▶ PROBLEM TO WORK ON: Below are some entries. Count the lines where "title" appears and state only that number.

▶ DATASET CONTENT:
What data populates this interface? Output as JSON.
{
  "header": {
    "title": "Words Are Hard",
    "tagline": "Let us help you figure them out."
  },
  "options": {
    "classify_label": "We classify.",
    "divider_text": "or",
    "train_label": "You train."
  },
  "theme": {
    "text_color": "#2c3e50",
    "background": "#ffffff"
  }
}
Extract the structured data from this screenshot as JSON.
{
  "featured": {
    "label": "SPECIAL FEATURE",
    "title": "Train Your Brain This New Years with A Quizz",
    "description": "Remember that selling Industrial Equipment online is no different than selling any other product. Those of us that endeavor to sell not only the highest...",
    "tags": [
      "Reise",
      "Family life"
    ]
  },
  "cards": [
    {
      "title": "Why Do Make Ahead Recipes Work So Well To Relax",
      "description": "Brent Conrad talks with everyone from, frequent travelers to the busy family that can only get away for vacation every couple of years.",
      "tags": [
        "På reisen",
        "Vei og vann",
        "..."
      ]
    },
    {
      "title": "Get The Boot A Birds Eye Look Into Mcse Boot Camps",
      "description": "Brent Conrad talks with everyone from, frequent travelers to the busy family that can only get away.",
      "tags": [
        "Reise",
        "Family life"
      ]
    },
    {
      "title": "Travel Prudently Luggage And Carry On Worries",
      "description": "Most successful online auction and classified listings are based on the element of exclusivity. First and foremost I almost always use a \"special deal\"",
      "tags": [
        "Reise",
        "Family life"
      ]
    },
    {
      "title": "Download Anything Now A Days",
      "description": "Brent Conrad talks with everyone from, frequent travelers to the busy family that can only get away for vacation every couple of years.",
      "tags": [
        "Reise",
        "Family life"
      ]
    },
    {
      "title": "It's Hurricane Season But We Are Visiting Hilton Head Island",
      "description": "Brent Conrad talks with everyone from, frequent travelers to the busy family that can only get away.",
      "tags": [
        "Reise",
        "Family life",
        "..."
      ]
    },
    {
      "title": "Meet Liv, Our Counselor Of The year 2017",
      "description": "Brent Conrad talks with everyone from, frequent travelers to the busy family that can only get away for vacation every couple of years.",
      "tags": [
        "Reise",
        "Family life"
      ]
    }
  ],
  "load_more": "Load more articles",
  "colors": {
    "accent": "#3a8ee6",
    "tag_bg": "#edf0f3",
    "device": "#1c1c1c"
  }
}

▶ SOLUTION TO THE PROBLEM: 8